[Assignment] When you write out the records, keep every word exact and drop the pictures.

Excerpts from an interface dataset:
-.-.-
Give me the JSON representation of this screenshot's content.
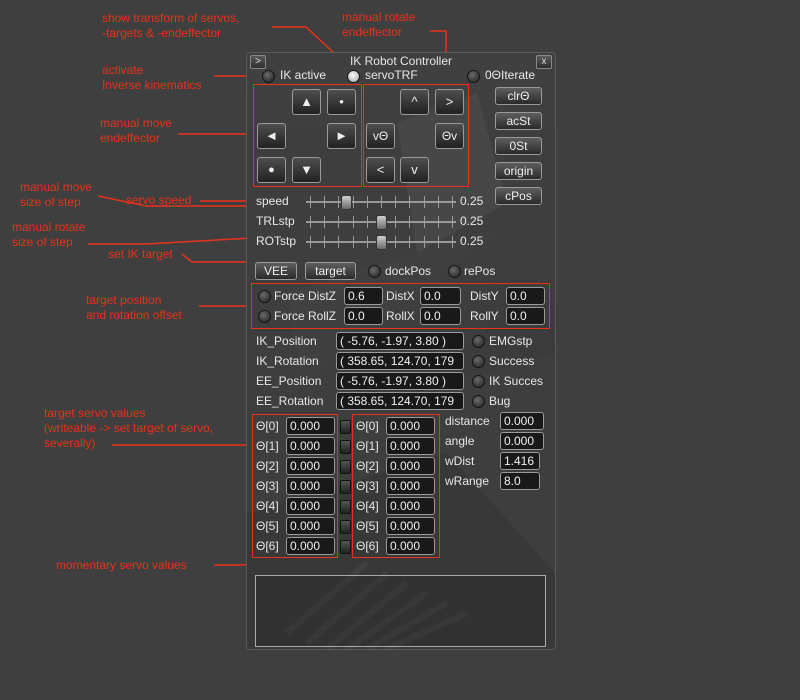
{
  "annotations": {
    "show_transform": [
      "show transform of servos,",
      "-targets & -endeffector"
    ],
    "manual_rotate_ee": [
      "manual rotate",
      "endeffector"
    ],
    "activate_ik": [
      "activate",
      "Inverse kinematics"
    ],
    "manual_move_ee": [
      "manual move",
      "endeffector"
    ],
    "manual_move_step": [
      "manual move",
      "size of step"
    ],
    "servo_speed": "servo speed",
    "manual_rotate_step": [
      "manual rotate",
      "size of step"
    ],
    "set_ik_target": "set IK target",
    "target_offset": [
      "target position",
      "and rotation offset"
    ],
    "target_servo_values": [
      "target servo values",
      "(writeable -> set target of servo,",
      "severally)"
    ],
    "momentary_servo_values": "momentary servo values"
  },
  "window": {
    "title": "IK Robot Controller",
    "left_button": ">",
    "close_button": "x"
  },
  "toggles": {
    "ik_active": {
      "label": "IK active",
      "on": false
    },
    "servo_trf": {
      "label": "servoTRF",
      "on": true
    },
    "zero_iterate": {
      "label": "0ΘIterate",
      "on": false
    }
  },
  "move_pad": {
    "up": "▲",
    "dot_small": "•",
    "left": "◄",
    "right": "►",
    "dot_big": "●",
    "down": "▼"
  },
  "rotate_pad": {
    "caret_up": "^",
    "gt": ">",
    "v_theta": "vΘ",
    "theta_v": "Θv",
    "lt": "<",
    "v": "v"
  },
  "right_buttons": [
    "clrΘ",
    "acSt",
    "0St",
    "origin",
    "cPos"
  ],
  "sliders": [
    {
      "label": "speed",
      "value": "0.25",
      "fraction": 0.25
    },
    {
      "label": "TRLstp",
      "value": "0.25",
      "fraction": 0.5
    },
    {
      "label": "ROTstp",
      "value": "0.25",
      "fraction": 0.5
    }
  ],
  "target_row": {
    "vee": "VEE",
    "target": "target",
    "dock_pos": "dockPos",
    "re_pos": "rePos"
  },
  "offsets": {
    "force_distz": {
      "label": "Force DistZ",
      "value": "0.6"
    },
    "distx": {
      "label": "DistX",
      "value": "0.0"
    },
    "disty": {
      "label": "DistY",
      "value": "0.0"
    },
    "force_rollz": {
      "label": "Force RollZ",
      "value": "0.0"
    },
    "rollx": {
      "label": "RollX",
      "value": "0.0"
    },
    "rolly": {
      "label": "RollY",
      "value": "0.0"
    }
  },
  "status": [
    {
      "label": "IK_Position",
      "value": "( -5.76, -1.97, 3.80 )",
      "flag": "EMGstp"
    },
    {
      "label": "IK_Rotation",
      "value": "( 358.65, 124.70, 179",
      "flag": "Success"
    },
    {
      "label": "EE_Position",
      "value": "( -5.76, -1.97, 3.80 )",
      "flag": "IK Succes"
    },
    {
      "label": "EE_Rotation",
      "value": "( 358.65, 124.70, 179",
      "flag": "Bug"
    }
  ],
  "target_servos": [
    {
      "label": "Θ[0]",
      "value": "0.000"
    },
    {
      "label": "Θ[1]",
      "value": "0.000"
    },
    {
      "label": "Θ[2]",
      "value": "0.000"
    },
    {
      "label": "Θ[3]",
      "value": "0.000"
    },
    {
      "label": "Θ[4]",
      "value": "0.000"
    },
    {
      "label": "Θ[5]",
      "value": "0.000"
    },
    {
      "label": "Θ[6]",
      "value": "0.000"
    }
  ],
  "momentary_servos": [
    {
      "label": "Θ[0]",
      "value": "0.000"
    },
    {
      "label": "Θ[1]",
      "value": "0.000"
    },
    {
      "label": "Θ[2]",
      "value": "0.000"
    },
    {
      "label": "Θ[3]",
      "value": "0.000"
    },
    {
      "label": "Θ[4]",
      "value": "0.000"
    },
    {
      "label": "Θ[5]",
      "value": "0.000"
    },
    {
      "label": "Θ[6]",
      "value": "0.000"
    }
  ],
  "metrics": [
    {
      "label": "distance",
      "value": "0.000"
    },
    {
      "label": "angle",
      "value": "0.000"
    },
    {
      "label": "wDist",
      "value": "1.416"
    },
    {
      "label": "wRange",
      "value": "8.0"
    }
  ],
  "colors": {
    "annotation": "#e8321a",
    "panel": "#404040",
    "field": "#191919"
  }
}
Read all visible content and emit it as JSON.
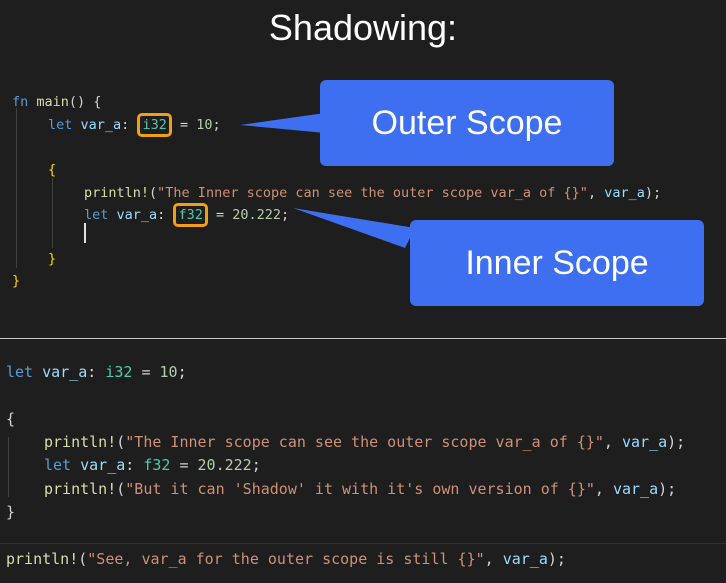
{
  "title": "Shadowing:",
  "callouts": {
    "outer": "Outer Scope",
    "inner": "Inner Scope"
  },
  "top_code": {
    "l1_fn": "fn",
    "l1_main": "main",
    "l1_rest": "() {",
    "l2_let": "let",
    "l2_var": "var_a",
    "l2_colon": ": ",
    "l2_type": "i32",
    "l2_eq": " = ",
    "l2_num": "10",
    "l2_semi": ";",
    "l4_brace": "{",
    "l5_fn": "println!",
    "l5_open": "(",
    "l5_str": "\"The Inner scope can see the outer scope var_a of {}\"",
    "l5_mid": ", ",
    "l5_var": "var_a",
    "l5_close": ");",
    "l6_let": "let",
    "l6_var": "var_a",
    "l6_colon": ": ",
    "l6_type": "f32",
    "l6_eq": " = ",
    "l6_num": "20.222",
    "l6_semi": ";",
    "l8_brace": "}",
    "l9_brace": "}"
  },
  "bottom_code": {
    "b1_let": "let",
    "b1_var": "var_a",
    "b1_colon": ": ",
    "b1_type": "i32",
    "b1_eq": " = ",
    "b1_num": "10",
    "b1_semi": ";",
    "b3_brace": "{",
    "b4_fn": "println!",
    "b4_open": "(",
    "b4_str": "\"The Inner scope can see the outer scope var_a of {}\"",
    "b4_mid": ", ",
    "b4_var": "var_a",
    "b4_close": ");",
    "b5_let": "let",
    "b5_var": "var_a",
    "b5_colon": ": ",
    "b5_type": "f32",
    "b5_eq": " = ",
    "b5_num": "20.222",
    "b5_semi": ";",
    "b6_fn": "println!",
    "b6_open": "(",
    "b6_str": "\"But it can 'Shadow' it with it's own version of {}\"",
    "b6_mid": ", ",
    "b6_var": "var_a",
    "b6_close": ");",
    "b7_brace": "}",
    "b9_fn": "println!",
    "b9_open": "(",
    "b9_str": "\"See, var_a for the outer scope is still {}\"",
    "b9_mid": ", ",
    "b9_var": "var_a",
    "b9_close": ");"
  },
  "colors": {
    "callout_bg": "#3d6ff0",
    "highlight_border": "#f0a012"
  }
}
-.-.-
[Answer box]
Give me the JSON representation of this screenshot's content.
{
  "annotations": {
    "show_transform": [
      "show transform of servos,",
      "-targets & -endeffector"
    ],
    "manual_rotate_ee": [
      "manual rotate",
      "endeffector"
    ],
    "activate_ik": [
      "activate",
      "Inverse kinematics"
    ],
    "manual_move_ee": [
      "manual move",
      "endeffector"
    ],
    "manual_move_step": [
      "manual move",
      "size of step"
    ],
    "servo_speed": "servo speed",
    "manual_rotate_step": [
      "manual rotate",
      "size of step"
    ],
    "set_ik_target": "set IK target",
    "target_offset": [
      "target position",
      "and rotation offset"
    ],
    "target_servo_values": [
      "target servo values",
      "(writeable -> set target of servo,",
      "severally)"
    ],
    "momentary_servo_values": "momentary servo values"
  },
  "window": {
    "title": "IK Robot Controller",
    "left_button": ">",
    "close_button": "x"
  },
  "toggles": {
    "ik_active": {
      "label": "IK active",
      "on": false
    },
    "servo_trf": {
      "label": "servoTRF",
      "on": true
    },
    "zero_iterate": {
      "label": "0ΘIterate",
      "on": false
    }
  },
  "move_pad": {
    "up": "▲",
    "dot_small": "•",
    "left": "◄",
    "right": "►",
    "dot_big": "●",
    "down": "▼"
  },
  "rotate_pad": {
    "caret_up": "^",
    "gt": ">",
    "v_theta": "vΘ",
    "theta_v": "Θv",
    "lt": "<",
    "v": "v"
  },
  "right_buttons": [
    "clrΘ",
    "acSt",
    "0St",
    "origin",
    "cPos"
  ],
  "sliders": [
    {
      "label": "speed",
      "value": "0.25",
      "fraction": 0.25
    },
    {
      "label": "TRLstp",
      "value": "0.25",
      "fraction": 0.5
    },
    {
      "label": "ROTstp",
      "value": "0.25",
      "fraction": 0.5
    }
  ],
  "target_row": {
    "vee": "VEE",
    "target": "target",
    "dock_pos": "dockPos",
    "re_pos": "rePos"
  },
  "offsets": {
    "force_distz": {
      "label": "Force DistZ",
      "value": "0.6"
    },
    "distx": {
      "label": "DistX",
      "value": "0.0"
    },
    "disty": {
      "label": "DistY",
      "value": "0.0"
    },
    "force_rollz": {
      "label": "Force RollZ",
      "value": "0.0"
    },
    "rollx": {
      "label": "RollX",
      "value": "0.0"
    },
    "rolly": {
      "label": "RollY",
      "value": "0.0"
    }
  },
  "status": [
    {
      "label": "IK_Position",
      "value": "( -5.76, -1.97, 3.80 )",
      "flag": "EMGstp"
    },
    {
      "label": "IK_Rotation",
      "value": "( 358.65, 124.70, 179",
      "flag": "Success"
    },
    {
      "label": "EE_Position",
      "value": "( -5.76, -1.97, 3.80 )",
      "flag": "IK Succes"
    },
    {
      "label": "EE_Rotation",
      "value": "( 358.65, 124.70, 179",
      "flag": "Bug"
    }
  ],
  "target_servos": [
    {
      "label": "Θ[0]",
      "value": "0.000"
    },
    {
      "label": "Θ[1]",
      "value": "0.000"
    },
    {
      "label": "Θ[2]",
      "value": "0.000"
    },
    {
      "label": "Θ[3]",
      "value": "0.000"
    },
    {
      "label": "Θ[4]",
      "value": "0.000"
    },
    {
      "label": "Θ[5]",
      "value": "0.000"
    },
    {
      "label": "Θ[6]",
      "value": "0.000"
    }
  ],
  "momentary_servos": [
    {
      "label": "Θ[0]",
      "value": "0.000"
    },
    {
      "label": "Θ[1]",
      "value": "0.000"
    },
    {
      "label": "Θ[2]",
      "value": "0.000"
    },
    {
      "label": "Θ[3]",
      "value": "0.000"
    },
    {
      "label": "Θ[4]",
      "value": "0.000"
    },
    {
      "label": "Θ[5]",
      "value": "0.000"
    },
    {
      "label": "Θ[6]",
      "value": "0.000"
    }
  ],
  "metrics": [
    {
      "label": "distance",
      "value": "0.000"
    },
    {
      "label": "angle",
      "value": "0.000"
    },
    {
      "label": "wDist",
      "value": "1.416"
    },
    {
      "label": "wRange",
      "value": "8.0"
    }
  ],
  "colors": {
    "annotation": "#e8321a",
    "panel": "#404040",
    "field": "#191919"
  }
}
Read all visible content and emit it as JSON.
{
  "title": "Shadowing:",
  "callouts": {
    "outer": "Outer Scope",
    "inner": "Inner Scope"
  },
  "top_code": {
    "l1_fn": "fn",
    "l1_main": "main",
    "l1_rest": "() {",
    "l2_let": "let",
    "l2_var": "var_a",
    "l2_colon": ": ",
    "l2_type": "i32",
    "l2_eq": " = ",
    "l2_num": "10",
    "l2_semi": ";",
    "l4_brace": "{",
    "l5_fn": "println!",
    "l5_open": "(",
    "l5_str": "\"The Inner scope can see the outer scope var_a of {}\"",
    "l5_mid": ", ",
    "l5_var": "var_a",
    "l5_close": ");",
    "l6_let": "let",
    "l6_var": "var_a",
    "l6_colon": ": ",
    "l6_type": "f32",
    "l6_eq": " = ",
    "l6_num": "20.222",
    "l6_semi": ";",
    "l8_brace": "}",
    "l9_brace": "}"
  },
  "bottom_code": {
    "b1_let": "let",
    "b1_var": "var_a",
    "b1_colon": ": ",
    "b1_type": "i32",
    "b1_eq": " = ",
    "b1_num": "10",
    "b1_semi": ";",
    "b3_brace": "{",
    "b4_fn": "println!",
    "b4_open": "(",
    "b4_str": "\"The Inner scope can see the outer scope var_a of {}\"",
    "b4_mid": ", ",
    "b4_var": "var_a",
    "b4_close": ");",
    "b5_let": "let",
    "b5_var": "var_a",
    "b5_colon": ": ",
    "b5_type": "f32",
    "b5_eq": " = ",
    "b5_num": "20.222",
    "b5_semi": ";",
    "b6_fn": "println!",
    "b6_open": "(",
    "b6_str": "\"But it can 'Shadow' it with it's own version of {}\"",
    "b6_mid": ", ",
    "b6_var": "var_a",
    "b6_close": ");",
    "b7_brace": "}",
    "b9_fn": "println!",
    "b9_open": "(",
    "b9_str": "\"See, var_a for the outer scope is still {}\"",
    "b9_mid": ", ",
    "b9_var": "var_a",
    "b9_close": ");"
  },
  "colors": {
    "callout_bg": "#3d6ff0",
    "highlight_border": "#f0a012"
  }
}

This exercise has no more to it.